The cost is a little higher than originally quoted, as it will be ($1100-$1200) due to blood work and the extra procedures that were done, but SCNRescue wants to THANK each and every one of you for your kind donations, thoughts and prayers that have come to Maddie. We have achieved enough funds and pledges to cover this surgery and her next. We have someone who has offered to help us get some Doggie wheels, so we are working on that and Dr. Docton said it would be a very good idea to use them for the first 2-3 weeks as she gains mobility and strength. We are hoping to be able to find some used ones, and when Maddie no longer needs them, then they could be used for another Newfie in need.
Please know, any donations yet to come in, will be used for Maddie’s future physical therapy and water therapy as she gets stronger and we work to get her up on all four feet.
THANK YOU everyone for your donations and well wishes. Maddie has a long way to go but we will be with her every step of the way.
Susan, Virginia & Leslie
This is how she stands and walks, all the time.
It is a struggle.
She looks like a little kangaroo from the rear
Fortunately, her hips are really good!
Her knees….not so good!
Both patellas are laterally luxated out.
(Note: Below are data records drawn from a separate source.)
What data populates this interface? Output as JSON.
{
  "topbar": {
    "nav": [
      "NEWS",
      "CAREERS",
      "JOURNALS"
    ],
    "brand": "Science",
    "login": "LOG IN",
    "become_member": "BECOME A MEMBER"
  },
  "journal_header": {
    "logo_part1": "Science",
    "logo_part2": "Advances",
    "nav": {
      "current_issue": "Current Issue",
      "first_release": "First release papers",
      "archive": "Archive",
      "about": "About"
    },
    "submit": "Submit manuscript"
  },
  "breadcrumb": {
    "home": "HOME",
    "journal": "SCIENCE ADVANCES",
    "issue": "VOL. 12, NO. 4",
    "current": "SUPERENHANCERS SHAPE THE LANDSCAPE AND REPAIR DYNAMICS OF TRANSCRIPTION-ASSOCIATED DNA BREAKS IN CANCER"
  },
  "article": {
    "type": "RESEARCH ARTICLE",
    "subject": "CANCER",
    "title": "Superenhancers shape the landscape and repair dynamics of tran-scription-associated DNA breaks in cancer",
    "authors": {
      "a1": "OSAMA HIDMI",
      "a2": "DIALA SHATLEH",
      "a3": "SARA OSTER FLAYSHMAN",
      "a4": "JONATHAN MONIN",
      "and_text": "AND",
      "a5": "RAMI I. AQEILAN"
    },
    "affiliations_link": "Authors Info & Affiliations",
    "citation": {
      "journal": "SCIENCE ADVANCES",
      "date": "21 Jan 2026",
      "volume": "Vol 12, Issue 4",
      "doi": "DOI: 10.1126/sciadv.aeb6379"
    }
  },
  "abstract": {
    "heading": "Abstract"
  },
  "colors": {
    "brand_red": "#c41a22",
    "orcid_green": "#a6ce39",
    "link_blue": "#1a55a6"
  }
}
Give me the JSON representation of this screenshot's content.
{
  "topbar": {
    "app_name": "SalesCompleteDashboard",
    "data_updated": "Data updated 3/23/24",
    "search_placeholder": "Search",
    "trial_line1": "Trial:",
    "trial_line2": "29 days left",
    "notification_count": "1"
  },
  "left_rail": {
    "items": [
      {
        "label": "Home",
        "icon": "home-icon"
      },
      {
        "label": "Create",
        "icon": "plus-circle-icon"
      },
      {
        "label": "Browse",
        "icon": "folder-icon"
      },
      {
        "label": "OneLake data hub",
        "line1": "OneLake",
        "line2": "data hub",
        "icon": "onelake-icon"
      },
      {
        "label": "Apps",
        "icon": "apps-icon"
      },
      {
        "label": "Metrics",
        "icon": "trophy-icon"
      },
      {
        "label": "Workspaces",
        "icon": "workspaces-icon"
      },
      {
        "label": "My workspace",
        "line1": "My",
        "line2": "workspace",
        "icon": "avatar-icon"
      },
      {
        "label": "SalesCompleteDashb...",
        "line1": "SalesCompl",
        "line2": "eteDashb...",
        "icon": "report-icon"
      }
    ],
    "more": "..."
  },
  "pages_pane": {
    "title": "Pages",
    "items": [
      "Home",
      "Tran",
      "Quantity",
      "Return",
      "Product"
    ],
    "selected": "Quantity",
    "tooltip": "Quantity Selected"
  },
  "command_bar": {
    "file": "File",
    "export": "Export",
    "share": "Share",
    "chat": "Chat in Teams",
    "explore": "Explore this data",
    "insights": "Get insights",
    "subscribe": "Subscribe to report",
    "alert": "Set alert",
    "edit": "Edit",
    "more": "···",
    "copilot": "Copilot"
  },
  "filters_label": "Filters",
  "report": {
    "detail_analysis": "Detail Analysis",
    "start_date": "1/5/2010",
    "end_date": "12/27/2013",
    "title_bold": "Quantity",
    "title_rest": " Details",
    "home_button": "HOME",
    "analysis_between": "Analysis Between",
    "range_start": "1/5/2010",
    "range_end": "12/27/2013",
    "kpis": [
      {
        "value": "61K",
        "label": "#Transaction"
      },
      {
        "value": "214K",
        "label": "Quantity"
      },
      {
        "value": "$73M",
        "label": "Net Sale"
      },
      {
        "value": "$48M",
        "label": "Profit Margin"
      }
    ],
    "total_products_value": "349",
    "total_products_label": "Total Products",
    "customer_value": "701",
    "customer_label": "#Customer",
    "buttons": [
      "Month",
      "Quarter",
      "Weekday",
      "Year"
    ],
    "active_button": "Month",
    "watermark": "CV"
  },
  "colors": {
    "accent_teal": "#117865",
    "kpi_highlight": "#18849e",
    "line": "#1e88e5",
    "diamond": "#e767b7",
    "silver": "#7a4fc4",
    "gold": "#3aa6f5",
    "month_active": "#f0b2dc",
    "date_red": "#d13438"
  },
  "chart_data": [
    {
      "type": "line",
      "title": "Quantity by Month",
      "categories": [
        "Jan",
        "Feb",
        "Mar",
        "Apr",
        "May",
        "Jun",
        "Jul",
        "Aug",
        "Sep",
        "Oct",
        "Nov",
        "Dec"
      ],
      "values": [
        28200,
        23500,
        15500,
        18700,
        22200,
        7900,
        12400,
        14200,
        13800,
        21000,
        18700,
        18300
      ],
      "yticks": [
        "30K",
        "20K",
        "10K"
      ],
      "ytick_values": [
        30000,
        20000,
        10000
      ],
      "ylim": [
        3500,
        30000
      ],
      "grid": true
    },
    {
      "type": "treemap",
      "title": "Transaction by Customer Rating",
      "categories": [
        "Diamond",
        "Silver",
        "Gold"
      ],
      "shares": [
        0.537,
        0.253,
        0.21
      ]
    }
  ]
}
They are never in the groove on the top of the knee, and Yes, the tibial crest on both knees are separated. That is what is causing that groove in the front of her knees (bottom of x-rays). She also has large bone chips in the back of both knees
South Central Newfoundland Rescue does not know for sure what caused Maddie to be like this, but genetics and environment had to both play a part. She came from a rural Animal Shelter three weeks ago, in southern Indiana on the Kentucky state line. Maddie is a sweet, happy girl that deserves a chance to function as close to normal that we can get her. It is our hope that with knee surgery and the proper rehab, she will be able to stand without pain. She does not let her current physical limitations deter her from trying new things. We have a wonderful Orthopedic Surgeon, Dr. Maury Docton, who is willing to donate his time and Waynesville Veterinary Hospital with Dr. Joe D’Amico who is offering their services at a reduced rate, as nobody wants to see this little girl put to sleep. If nothing is done, she will eventually break down on her front and will not be able to walk at all, so we have to try.
Currently South Central Newfoundland Rescue funds are low, due to a lot of our Rescue Newfies needing major medical care, so we are asking for the publics help for Maddie. First is to fund her first knee surgery which is scheduled for Tuesday, July 24th and the minimum cost for one knee is $800. Secondly, we would love to get her some ‘Dog Wheels’, and anything used is perfectly fine. It is our hope that as Maddie rehabs from surgery, that we can adjust the height of the dog wheels for her to begin using her back legs in a more natural position, in hopes that the muscle memory can be retrained for future use without help. Of course there will be physical therapy, swim therapy, and anything else we can do for her.
Maddie is a VERY good puppy, and has good control of bodily functions, so we are doing normal puppy potty training at this time, but are expecting some setbacks with surgery. She loves to chew bones, and loves kids/people. She has had to be sedated for her x-rays because she is so happy and wiggly that she won’t stay still. She does have a soft heart murmur, grade 1 of 6 and it was found that she has a dilated aorta. The Canine Cardiologist at Ohio State University told us that it should never effect her in her life, and has cleared her to have her knee surgeries with no restrictions.
Currently, Maddie is on Tramadol and Previcox, to control her pain. She is proving that better living occurs through pain management, but we would like to see her not need them at all. Please, will you help us, help Maddie.